There are a few points to make regarding this debate.
1.) Probably the best way to look at the second quarter GDP report is to combine it with the first quarter number and average the results. This would give us growth of about 2%, which seems the most likely real underlying rate of growth.
2.) Second quarter growth got a big boost from government spending increases, which accounted for .82 of the 3.4% growth. In addition, there was a huge bump in nonresidential investment. These rates of growth aren't going to repeat in the third quarter.
Stronger investment in nonresidential structures, up 22.1%, and government spending, up 4.2%. Neither of these are remotely sustainable.
4.) Personal consumption expenditures increased 1.5%. This is the result of high gasoline prices.
Don’t read too much into the sharp moderation in real consumer spending — it is entirely attributable to the spike in gasoline prices… While the housing market is likely to show further deterioration, the biggest source of uncertainty in the outlook at this point is actually the future direction of gasoline prices.
To an extent, I agree with this analysis. Gasoline prices are very cyclical, rising in the summer and falling in the winter. However, this year the country had very high gas prices in the Spring. They rose very quickly and to very high levels starting in about February. Wal-Mart and other low-income targeting retailers mentioned these prices in their respective earnings reports.
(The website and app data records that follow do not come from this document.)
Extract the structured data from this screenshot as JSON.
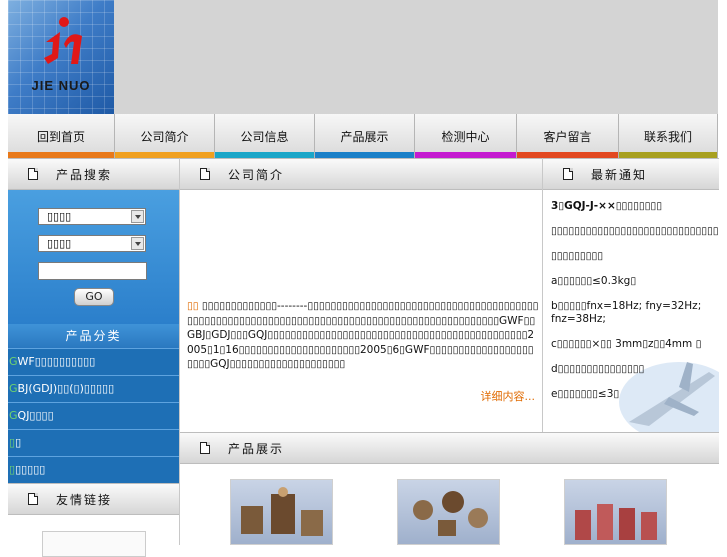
{
  "header": {
    "logo_text": "JIE NUO"
  },
  "nav": {
    "items": [
      {
        "label": "回到首页",
        "bar": "#e8791a"
      },
      {
        "label": "公司简介",
        "bar": "#f0a020"
      },
      {
        "label": "公司信息",
        "bar": "#1aa6c8"
      },
      {
        "label": "产品展示",
        "bar": "#1a80c8"
      },
      {
        "label": "检测中心",
        "bar": "#c41ad0"
      },
      {
        "label": "客户留言",
        "bar": "#e24820"
      },
      {
        "label": "联系我们",
        "bar": "#a8a020"
      }
    ]
  },
  "sidebar": {
    "search_title": "产品搜索",
    "select1_value": "▯▯▯▯",
    "select2_value": "▯▯▯▯",
    "go_label": "GO",
    "category_title": "产品分类",
    "categories": [
      {
        "prefix": "G",
        "rest": "WF▯▯▯▯▯▯▯▯▯▯"
      },
      {
        "prefix": "G",
        "rest": "BJ(GDJ)▯▯(▯)▯▯▯▯▯"
      },
      {
        "prefix": "G",
        "rest": "QJ▯▯▯▯"
      },
      {
        "prefix": "▯",
        "rest": "▯"
      },
      {
        "prefix": "▯",
        "rest": "▯▯▯▯▯"
      }
    ],
    "links_title": "友情链接"
  },
  "main": {
    "intro_title": "公司简介",
    "intro_highlight": "▯▯",
    "intro_text": " ▯▯▯▯▯▯▯▯▯▯▯▯▯--------▯▯▯▯▯▯▯▯▯▯▯▯▯▯▯▯▯▯▯▯▯▯▯▯▯▯▯▯▯▯▯▯▯▯▯▯▯▯▯▯▯▯▯▯▯▯▯▯▯▯▯▯▯▯▯▯▯▯▯▯▯▯▯▯▯▯▯▯▯▯▯▯▯▯▯▯▯▯▯▯▯▯▯▯▯▯▯▯▯▯▯▯▯▯GWF▯▯GBJ▯GDJ▯▯▯GQJ▯▯▯▯▯▯▯▯▯▯▯▯▯▯▯▯▯▯▯▯▯▯▯▯▯▯▯▯▯▯▯▯▯▯▯▯▯▯▯▯▯▯▯▯▯2005▯1▯16▯▯▯▯▯▯▯▯▯▯▯▯▯▯▯▯▯▯▯▯▯2005▯6▯GWF▯▯▯▯▯▯▯▯▯▯▯▯▯▯▯▯▯▯▯▯▯▯GQJ▯▯▯▯▯▯▯▯▯▯▯▯▯▯▯▯▯▯▯▯",
    "more_label": "详细内容...",
    "products_title": "产品展示"
  },
  "news": {
    "title": "最新通知",
    "lines": [
      "3▯GQJ-J-××▯▯▯▯▯▯▯▯",
      "▯▯▯▯▯▯▯▯▯▯▯▯▯▯▯▯▯▯▯▯▯▯▯▯▯▯▯▯▯▯▯▯▯▯▯",
      "▯▯▯▯▯▯▯▯▯",
      "a▯▯▯▯▯▯≤0.3kg▯",
      "b▯▯▯▯▯fnx=18Hz; fny=32Hz; fnz=38Hz;",
      "c▯▯▯▯▯▯×▯▯ 3mm▯z▯▯4mm ▯",
      "d▯▯▯▯▯▯▯▯▯▯▯▯▯▯▯",
      " e▯▯▯▯▯▯▯≤3▯"
    ]
  },
  "colors": {
    "nav_gradient_top": "#f7f7f7",
    "search_blue": "#2b7fcb",
    "accent_orange": "#e06a00"
  }
}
WM has started to mention high gas prices in their ads. The point here is gas prices broke with their usual cyclical pattern, rising when consumers weren't expecting them to rise. Now we're in the increasing part of the cycle when consumers are expecting higher gas prices. In addition, prices have come down a bit, although they are still high. This could have a somewhat positive effect on consumer behavior.
On the negative side of consumer spending, we now have a volatile stock market. Will the market dampen consumer sentiment? The chances are it will have an impact, but the degree remains to be seen. Frankly, what happens over the next few weeks will be very important from this perspective. If the decline is short lived, the chances it will impact consumer sentiment are small. But the longer this lasts and the more volatile it is, the more pronounced the effect on consumer behavior.
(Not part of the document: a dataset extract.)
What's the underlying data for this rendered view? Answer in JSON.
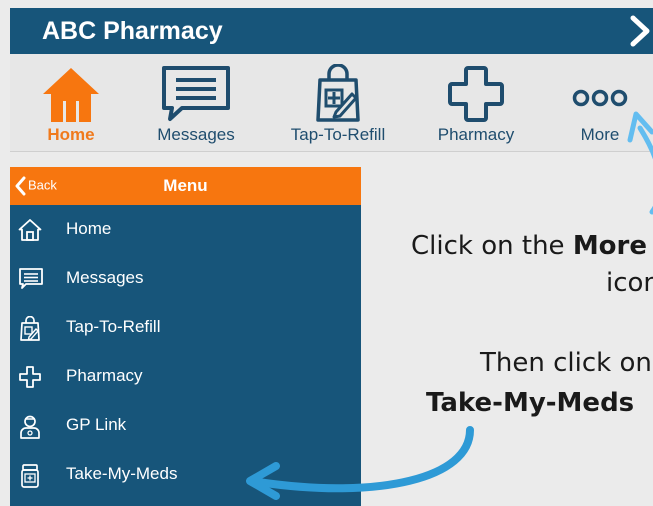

And there is housing, which has been declining for over a year and shows no signs of forming a bottom anytime soon. Inventory levels are at all time highs and credit is contracting. Frankly, I've been surprised this hasn't had a negative impact on consumer spending over the last year. However, this housing slowdown is somewhat atypical. Usually the economy slows, which leads to a faltering housing market. This time around, the housing slowdown happened during an economic expansion. This may have limited the downward economic pressure from the housing slowdown. But now that GDP growth has slowed, housing may start to increase in prominence from a consumer spending perspective.
Here's a good summation of the consumer spending situation:
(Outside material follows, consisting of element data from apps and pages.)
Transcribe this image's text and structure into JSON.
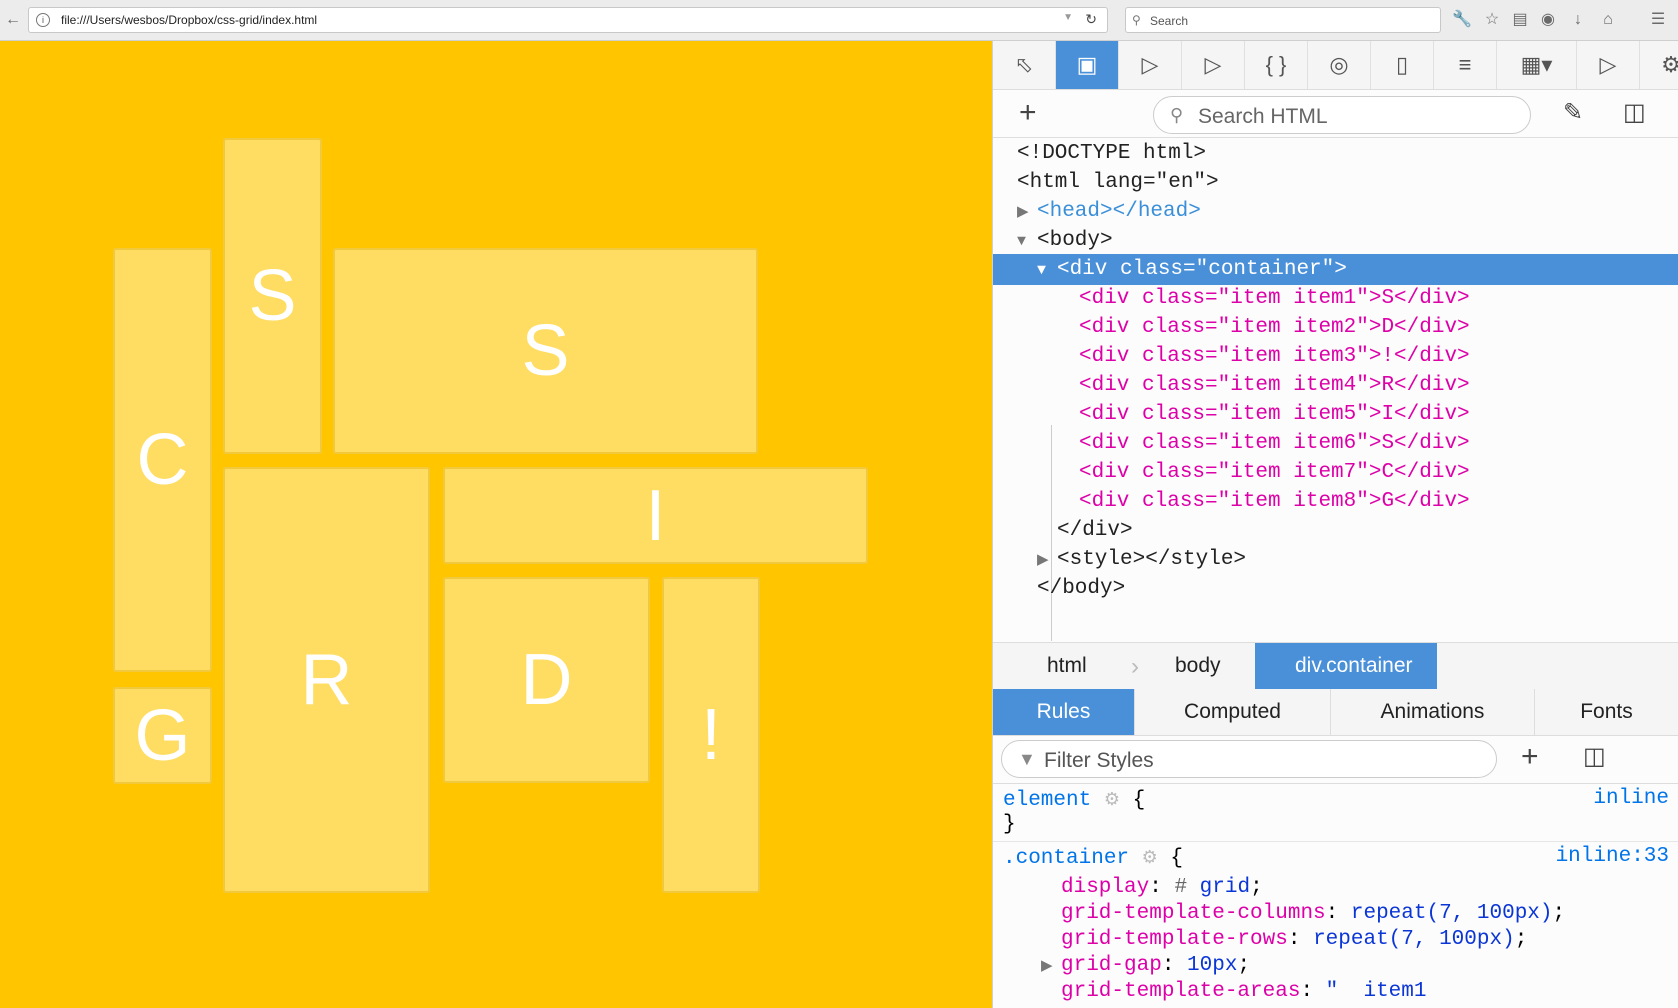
{
  "browser": {
    "url": "file:///Users/wesbos/Dropbox/css-grid/index.html",
    "search_placeholder": "Search"
  },
  "page": {
    "background": "#ffc600",
    "items": [
      {
        "name": "item1",
        "letter": "C"
      },
      {
        "name": "item2",
        "letter": "S"
      },
      {
        "name": "item3",
        "letter": "S"
      },
      {
        "name": "item4",
        "letter": "I"
      },
      {
        "name": "item5",
        "letter": "R"
      },
      {
        "name": "item6",
        "letter": "D"
      },
      {
        "name": "item7",
        "letter": "!"
      },
      {
        "name": "item8",
        "letter": "G"
      }
    ]
  },
  "devtools": {
    "search_html_placeholder": "Search HTML",
    "markup": {
      "doctype": "<!DOCTYPE html>",
      "html_open": "<html lang=\"en\">",
      "head": "<head></head>",
      "body_open": "<body>",
      "container_open": "<div class=\"container\">",
      "children": [
        "<div class=\"item item1\">S</div>",
        "<div class=\"item item2\">D</div>",
        "<div class=\"item item3\">!</div>",
        "<div class=\"item item4\">R</div>",
        "<div class=\"item item5\">I</div>",
        "<div class=\"item item6\">S</div>",
        "<div class=\"item item7\">C</div>",
        "<div class=\"item item8\">G</div>"
      ],
      "container_close": "</div>",
      "style": "<style></style>",
      "body_close": "</body>"
    },
    "breadcrumbs": [
      "html",
      "body",
      "div.container"
    ],
    "panel_tabs": [
      "Rules",
      "Computed",
      "Animations",
      "Fonts"
    ],
    "filter_placeholder": "Filter Styles",
    "rules": {
      "element_selector": "element",
      "element_source": "inline",
      "open_brace": "{",
      "close_brace": "}",
      "container_selector": ".container",
      "container_source": "inline:33",
      "declarations": [
        {
          "prop": "display",
          "value": "grid"
        },
        {
          "prop": "grid-template-columns",
          "value": "repeat(7, 100px)"
        },
        {
          "prop": "grid-template-rows",
          "value": "repeat(7, 100px)"
        },
        {
          "prop": "grid-gap",
          "value": "10px"
        },
        {
          "prop": "grid-template-areas",
          "value": "\"  item1"
        }
      ]
    }
  }
}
"Maybe the equilibrium we had where jobs, wages and equities were offsetting the negatives of higher energy price and housing head winds has shifted to where we move to a slower growth profile for consumer spending," Gregory said. "We'll see in the next month or two, but that's definitely the risk that's out there."
3.) Net exports added 1.18 of the 3.4% increase. While this number might not come in as high in the third quarter, the dollar is cheap and other economies are growing. There is no reason to expect this number to not add positively to GDP in the third quarter.
4.) Business spending outside of structures added just .17 to the 3.4% number. This is a very weak area of the economy and runs counter to what some people have been arguing would happen (including myself). Although business balance sheets are in good shape, corporate boards may move to a more conservative perspective, arguing to ride out the weak domestic economy with their high levels of cash rather than increase money on expenditures. This would make a great deal of sense for most companies.